Excerpts from an interface dataset
--*--

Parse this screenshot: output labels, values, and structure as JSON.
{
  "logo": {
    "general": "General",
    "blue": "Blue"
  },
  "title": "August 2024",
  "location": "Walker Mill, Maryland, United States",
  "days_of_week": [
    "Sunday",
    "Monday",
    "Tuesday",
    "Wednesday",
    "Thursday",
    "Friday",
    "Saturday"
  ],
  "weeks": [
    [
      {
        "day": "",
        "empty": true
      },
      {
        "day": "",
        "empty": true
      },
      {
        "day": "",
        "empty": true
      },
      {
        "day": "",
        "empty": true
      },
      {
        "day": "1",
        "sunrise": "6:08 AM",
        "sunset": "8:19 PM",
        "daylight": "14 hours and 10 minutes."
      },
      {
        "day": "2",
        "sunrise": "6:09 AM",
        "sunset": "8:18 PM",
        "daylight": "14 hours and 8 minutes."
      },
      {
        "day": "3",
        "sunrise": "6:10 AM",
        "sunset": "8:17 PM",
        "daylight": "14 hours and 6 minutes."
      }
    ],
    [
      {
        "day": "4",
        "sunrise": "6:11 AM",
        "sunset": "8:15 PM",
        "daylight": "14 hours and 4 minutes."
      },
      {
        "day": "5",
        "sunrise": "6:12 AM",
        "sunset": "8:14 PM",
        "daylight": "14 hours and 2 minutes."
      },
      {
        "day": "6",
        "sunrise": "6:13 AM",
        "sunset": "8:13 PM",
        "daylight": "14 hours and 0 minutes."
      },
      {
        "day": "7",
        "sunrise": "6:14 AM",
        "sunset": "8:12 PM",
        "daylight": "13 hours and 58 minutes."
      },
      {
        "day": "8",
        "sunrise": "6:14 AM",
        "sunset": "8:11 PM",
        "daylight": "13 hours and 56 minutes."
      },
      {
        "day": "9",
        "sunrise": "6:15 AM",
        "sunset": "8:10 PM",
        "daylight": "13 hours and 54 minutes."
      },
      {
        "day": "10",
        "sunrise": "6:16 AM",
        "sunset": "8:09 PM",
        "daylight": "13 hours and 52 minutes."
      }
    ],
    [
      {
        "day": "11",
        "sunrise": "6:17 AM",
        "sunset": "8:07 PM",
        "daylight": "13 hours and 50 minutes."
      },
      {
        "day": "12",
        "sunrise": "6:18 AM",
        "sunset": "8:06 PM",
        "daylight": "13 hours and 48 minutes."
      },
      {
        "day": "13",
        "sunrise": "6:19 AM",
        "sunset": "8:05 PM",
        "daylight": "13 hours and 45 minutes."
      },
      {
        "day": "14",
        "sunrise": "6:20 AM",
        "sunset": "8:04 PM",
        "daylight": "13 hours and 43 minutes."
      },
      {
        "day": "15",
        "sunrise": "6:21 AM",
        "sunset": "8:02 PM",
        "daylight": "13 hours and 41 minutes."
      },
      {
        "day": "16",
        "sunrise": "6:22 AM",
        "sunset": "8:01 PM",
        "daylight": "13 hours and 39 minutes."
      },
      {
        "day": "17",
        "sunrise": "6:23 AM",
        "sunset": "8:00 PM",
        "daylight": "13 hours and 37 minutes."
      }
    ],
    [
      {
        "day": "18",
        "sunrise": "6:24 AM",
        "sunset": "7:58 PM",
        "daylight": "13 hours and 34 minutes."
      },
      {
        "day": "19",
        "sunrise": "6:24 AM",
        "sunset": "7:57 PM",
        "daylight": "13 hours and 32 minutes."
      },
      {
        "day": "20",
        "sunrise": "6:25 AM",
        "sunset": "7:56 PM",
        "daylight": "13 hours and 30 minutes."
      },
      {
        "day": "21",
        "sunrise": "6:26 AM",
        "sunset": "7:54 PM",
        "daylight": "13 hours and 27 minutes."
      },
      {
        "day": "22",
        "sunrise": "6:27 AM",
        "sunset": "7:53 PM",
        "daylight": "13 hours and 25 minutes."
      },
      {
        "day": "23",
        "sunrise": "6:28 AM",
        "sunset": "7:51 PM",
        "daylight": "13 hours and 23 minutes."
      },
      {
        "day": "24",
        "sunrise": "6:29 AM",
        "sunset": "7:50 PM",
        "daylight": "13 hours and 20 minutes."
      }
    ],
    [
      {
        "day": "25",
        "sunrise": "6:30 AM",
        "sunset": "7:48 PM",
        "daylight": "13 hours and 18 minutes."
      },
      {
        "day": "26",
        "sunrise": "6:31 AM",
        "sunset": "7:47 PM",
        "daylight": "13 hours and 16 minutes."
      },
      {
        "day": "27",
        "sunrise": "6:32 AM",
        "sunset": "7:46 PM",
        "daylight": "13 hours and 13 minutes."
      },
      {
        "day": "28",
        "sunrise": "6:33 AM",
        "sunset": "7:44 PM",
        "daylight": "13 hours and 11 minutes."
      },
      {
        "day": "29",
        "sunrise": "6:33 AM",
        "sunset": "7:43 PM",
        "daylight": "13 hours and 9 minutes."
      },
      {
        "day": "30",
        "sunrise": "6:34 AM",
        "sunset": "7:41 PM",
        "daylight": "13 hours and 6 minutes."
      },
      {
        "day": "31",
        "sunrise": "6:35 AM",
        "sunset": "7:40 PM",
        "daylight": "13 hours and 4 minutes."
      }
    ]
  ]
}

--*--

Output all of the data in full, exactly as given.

● Result for this exercise
Parse this screenshot: output labels, values, and structure as JSON.
{
  "logo": {
    "general": "General",
    "blue": "Blue"
  },
  "title": "August 2024",
  "location": "Walker Mill, Maryland, United States",
  "days_of_week": [
    "Sunday",
    "Monday",
    "Tuesday",
    "Wednesday",
    "Thursday",
    "Friday",
    "Saturday"
  ],
  "weeks": [
    [
      {
        "day": "",
        "empty": true
      },
      {
        "day": "",
        "empty": true
      },
      {
        "day": "",
        "empty": true
      },
      {
        "day": "",
        "empty": true
      },
      {
        "day": "1",
        "sunrise": "6:08 AM",
        "sunset": "8:19 PM",
        "daylight": "14 hours and 10 minutes."
      },
      {
        "day": "2",
        "sunrise": "6:09 AM",
        "sunset": "8:18 PM",
        "daylight": "14 hours and 8 minutes."
      },
      {
        "day": "3",
        "sunrise": "6:10 AM",
        "sunset": "8:17 PM",
        "daylight": "14 hours and 6 minutes."
      }
    ],
    [
      {
        "day": "4",
        "sunrise": "6:11 AM",
        "sunset": "8:15 PM",
        "daylight": "14 hours and 4 minutes."
      },
      {
        "day": "5",
        "sunrise": "6:12 AM",
        "sunset": "8:14 PM",
        "daylight": "14 hours and 2 minutes."
      },
      {
        "day": "6",
        "sunrise": "6:13 AM",
        "sunset": "8:13 PM",
        "daylight": "14 hours and 0 minutes."
      },
      {
        "day": "7",
        "sunrise": "6:14 AM",
        "sunset": "8:12 PM",
        "daylight": "13 hours and 58 minutes."
      },
      {
        "day": "8",
        "sunrise": "6:14 AM",
        "sunset": "8:11 PM",
        "daylight": "13 hours and 56 minutes."
      },
      {
        "day": "9",
        "sunrise": "6:15 AM",
        "sunset": "8:10 PM",
        "daylight": "13 hours and 54 minutes."
      },
      {
        "day": "10",
        "sunrise": "6:16 AM",
        "sunset": "8:09 PM",
        "daylight": "13 hours and 52 minutes."
      }
    ],
    [
      {
        "day": "11",
        "sunrise": "6:17 AM",
        "sunset": "8:07 PM",
        "daylight": "13 hours and 50 minutes."
      },
      {
        "day": "12",
        "sunrise": "6:18 AM",
        "sunset": "8:06 PM",
        "daylight": "13 hours and 48 minutes."
      },
      {
        "day": "13",
        "sunrise": "6:19 AM",
        "sunset": "8:05 PM",
        "daylight": "13 hours and 45 minutes."
      },
      {
        "day": "14",
        "sunrise": "6:20 AM",
        "sunset": "8:04 PM",
        "daylight": "13 hours and 43 minutes."
      },
      {
        "day": "15",
        "sunrise": "6:21 AM",
        "sunset": "8:02 PM",
        "daylight": "13 hours and 41 minutes."
      },
      {
        "day": "16",
        "sunrise": "6:22 AM",
        "sunset": "8:01 PM",
        "daylight": "13 hours and 39 minutes."
      },
      {
        "day": "17",
        "sunrise": "6:23 AM",
        "sunset": "8:00 PM",
        "daylight": "13 hours and 37 minutes."
      }
    ],
    [
      {
        "day": "18",
        "sunrise": "6:24 AM",
        "sunset": "7:58 PM",
        "daylight": "13 hours and 34 minutes."
      },
      {
        "day": "19",
        "sunrise": "6:24 AM",
        "sunset": "7:57 PM",
        "daylight": "13 hours and 32 minutes."
      },
      {
        "day": "20",
        "sunrise": "6:25 AM",
        "sunset": "7:56 PM",
        "daylight": "13 hours and 30 minutes."
      },
      {
        "day": "21",
        "sunrise": "6:26 AM",
        "sunset": "7:54 PM",
        "daylight": "13 hours and 27 minutes."
      },
      {
        "day": "22",
        "sunrise": "6:27 AM",
        "sunset": "7:53 PM",
        "daylight": "13 hours and 25 minutes."
      },
      {
        "day": "23",
        "sunrise": "6:28 AM",
        "sunset": "7:51 PM",
        "daylight": "13 hours and 23 minutes."
      },
      {
        "day": "24",
        "sunrise": "6:29 AM",
        "sunset": "7:50 PM",
        "daylight": "13 hours and 20 minutes."
      }
    ],
    [
      {
        "day": "25",
        "sunrise": "6:30 AM",
        "sunset": "7:48 PM",
        "daylight": "13 hours and 18 minutes."
      },
      {
        "day": "26",
        "sunrise": "6:31 AM",
        "sunset": "7:47 PM",
        "daylight": "13 hours and 16 minutes."
      },
      {
        "day": "27",
        "sunrise": "6:32 AM",
        "sunset": "7:46 PM",
        "daylight": "13 hours and 13 minutes."
      },
      {
        "day": "28",
        "sunrise": "6:33 AM",
        "sunset": "7:44 PM",
        "daylight": "13 hours and 11 minutes."
      },
      {
        "day": "29",
        "sunrise": "6:33 AM",
        "sunset": "7:43 PM",
        "daylight": "13 hours and 9 minutes."
      },
      {
        "day": "30",
        "sunrise": "6:34 AM",
        "sunset": "7:41 PM",
        "daylight": "13 hours and 6 minutes."
      },
      {
        "day": "31",
        "sunrise": "6:35 AM",
        "sunset": "7:40 PM",
        "daylight": "13 hours and 4 minutes."
      }
    ]
  ]
}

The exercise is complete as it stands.